Lambeth Palace

Lambeth Palace - Residence of the Archbishop of Canterbury


icapshen the King James Bible project started in 1604, Archbishop Richard Bancroft was appointed the principal overseer. As the project manager, Bancroft issued the instructions to the translators.

To help start the project, King James wrote to Bancroft with a list of suggested instructions of his own. The king's letter to Bancroft still exists in the library at Lambeth Palace. The palace has been the official residence of the Church of England Archbishops for over 700 years. The date on the king' letter shows that he wrote it six months after the conference at Hampton Court Palace where the project was initiated.

There is little doubt that Bancroft considered the king's suggestions, however many of the king's instructions were not implemented. Although the king wanted the Bishops Bible to be the cornerstone of the project, the Geneva Bible had a greater influence on many verses; and an even greater influence came from the Bible of William Tyndale. Even the use of old ecclesiastical words does not comply with any other Bible of the period. There are also over 7,000 margin notes and many give reference to other known manuscript readings.

The translators, who had access to many different manuscripts, were clearly focused on producing the most accurate Bible that the evidence before them allowed. What follows are the instructions issued by Bancroft, which were clearly used only as a guideline:


INSTRUCTIONS TO THE TRANSLATORS

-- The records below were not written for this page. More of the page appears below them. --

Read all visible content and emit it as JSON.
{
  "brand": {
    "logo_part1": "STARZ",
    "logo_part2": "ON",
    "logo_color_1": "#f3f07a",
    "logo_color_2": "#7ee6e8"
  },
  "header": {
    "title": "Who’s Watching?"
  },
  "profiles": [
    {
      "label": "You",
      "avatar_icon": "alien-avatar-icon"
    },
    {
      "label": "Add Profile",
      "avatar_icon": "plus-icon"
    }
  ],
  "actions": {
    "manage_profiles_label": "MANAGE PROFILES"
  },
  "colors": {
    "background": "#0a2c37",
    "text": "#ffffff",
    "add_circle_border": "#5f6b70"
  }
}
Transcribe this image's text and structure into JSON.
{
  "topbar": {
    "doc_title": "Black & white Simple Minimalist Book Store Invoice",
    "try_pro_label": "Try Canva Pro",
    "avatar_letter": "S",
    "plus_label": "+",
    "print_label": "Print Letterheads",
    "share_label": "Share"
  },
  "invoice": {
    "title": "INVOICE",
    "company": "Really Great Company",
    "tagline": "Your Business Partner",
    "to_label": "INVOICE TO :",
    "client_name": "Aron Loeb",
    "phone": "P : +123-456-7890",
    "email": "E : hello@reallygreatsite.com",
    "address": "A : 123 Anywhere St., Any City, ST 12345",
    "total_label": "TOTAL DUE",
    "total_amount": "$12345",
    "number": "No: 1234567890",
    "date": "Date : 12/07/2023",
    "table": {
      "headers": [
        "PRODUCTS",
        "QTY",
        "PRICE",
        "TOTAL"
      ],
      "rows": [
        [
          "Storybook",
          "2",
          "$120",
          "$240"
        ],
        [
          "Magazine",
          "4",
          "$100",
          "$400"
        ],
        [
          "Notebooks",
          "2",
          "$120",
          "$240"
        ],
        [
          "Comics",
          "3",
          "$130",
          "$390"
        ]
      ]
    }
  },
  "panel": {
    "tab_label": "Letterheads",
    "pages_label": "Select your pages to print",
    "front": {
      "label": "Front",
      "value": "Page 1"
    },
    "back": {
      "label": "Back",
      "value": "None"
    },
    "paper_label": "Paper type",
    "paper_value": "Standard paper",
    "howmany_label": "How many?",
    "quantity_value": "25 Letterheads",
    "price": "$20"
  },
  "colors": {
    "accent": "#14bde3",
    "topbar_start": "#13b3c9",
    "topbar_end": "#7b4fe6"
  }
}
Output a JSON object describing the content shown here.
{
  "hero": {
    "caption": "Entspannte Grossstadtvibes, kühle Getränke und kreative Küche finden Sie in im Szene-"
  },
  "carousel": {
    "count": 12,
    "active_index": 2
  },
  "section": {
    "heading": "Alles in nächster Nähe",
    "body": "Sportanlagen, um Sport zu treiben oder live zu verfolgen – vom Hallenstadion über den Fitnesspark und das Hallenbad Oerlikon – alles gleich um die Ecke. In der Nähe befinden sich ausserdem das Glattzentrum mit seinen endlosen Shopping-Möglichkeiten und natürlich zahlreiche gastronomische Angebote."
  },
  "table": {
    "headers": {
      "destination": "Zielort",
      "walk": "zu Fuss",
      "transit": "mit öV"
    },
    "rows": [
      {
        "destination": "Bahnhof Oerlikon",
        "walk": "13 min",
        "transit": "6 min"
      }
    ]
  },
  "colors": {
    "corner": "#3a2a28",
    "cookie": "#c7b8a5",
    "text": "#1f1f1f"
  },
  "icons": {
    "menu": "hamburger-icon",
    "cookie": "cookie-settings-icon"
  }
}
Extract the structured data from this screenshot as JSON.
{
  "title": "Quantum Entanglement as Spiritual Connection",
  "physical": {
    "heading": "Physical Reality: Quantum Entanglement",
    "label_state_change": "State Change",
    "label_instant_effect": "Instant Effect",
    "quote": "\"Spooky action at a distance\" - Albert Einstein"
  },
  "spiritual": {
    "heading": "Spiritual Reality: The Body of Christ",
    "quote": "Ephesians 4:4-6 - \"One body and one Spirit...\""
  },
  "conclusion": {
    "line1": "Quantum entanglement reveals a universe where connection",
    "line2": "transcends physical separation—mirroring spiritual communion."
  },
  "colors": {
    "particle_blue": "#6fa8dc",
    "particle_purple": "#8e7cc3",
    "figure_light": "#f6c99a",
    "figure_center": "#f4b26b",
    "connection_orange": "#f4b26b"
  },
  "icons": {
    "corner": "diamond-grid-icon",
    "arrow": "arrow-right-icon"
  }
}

  1. The ordinary Bible read in the Church, commonly called the Bishops' Bible, to be followed, and as little altered as the original will permit.
  2. The names of the prophets and the holy writers, with the other names in the text, to be retained, as near as may be, accordingly as they are vulgarly used.
  3. The old ecclesiastical words to be kept, as the word church, not to be translated congregation.
  4. When any word hath divers significations, that to be kept which hath been most commonly used by the most eminent fathers, being agreeable to the propriety of the place and the analogies of faith.
  5. The division of chapters to be altered either not at all, or as little as may be, if necessity so require.
  6. No marginal notes at all to be affixed, but only for the explanation of the Hebrew or Greek words, which cannot, without some circumlocution, so briefly and fitly be expressed, in the text.
  7. Such quotations of places to be marginally set down as shall serve for the fit reference of one Scripture to another.
  8. Every particular man of each company to take the same chapter or chapters; and, having translated or amended them severally by himself where he thinks good, all to meet together to confirm what they have done, and agree for their part what shall stand.
  9. As any one company hath dispatched any one book in this manner, they shall send it to the rest, to be considered of seriously and judiciously; for his Majesty is very careful on this point.
  10. If any company, upon the review of the book so sent, shall doubt or differ upon any places, to send them word thereof, to note the places, and therewithal to send their reasons; to which if they consent not, the difference to be compounded at the general meeting, which is to be of the chief persons of each company, at the end of the work.
  11. When any place of special obscurity is doubted of, letters to be directed by authority to send to any learned man in the land for his judgment of such a place.
  12. Letters to be sent from every bishop to the rest of his clergy, admonishing them of this translation in hand, and to move and charge as many as, being skillful in the tongues, have taken pains in that kind, to send their particular observations to the company, either at Westminster, Cambridge, or Oxford, according as it was directed before in the king's letter to the archbishop.
  13. The directors in each company to be the Deans of Westminster and Chester, for Westminster, and the king's professors in Hebrew and Greek in the two universities.
  14. These translations to be used, when they agree better with the text than the Bishops' Bible: Tyndale's, Coverdale's, Matthew's [Rogers'], Whitchurch's [Cranmer's], Geneva."
  15. By a later rule, "three or four of the most ancient and grave divines, in either of the universities, not employed in translating, to be assigned to be overseers of the translation, for the better observation of the fourth rule."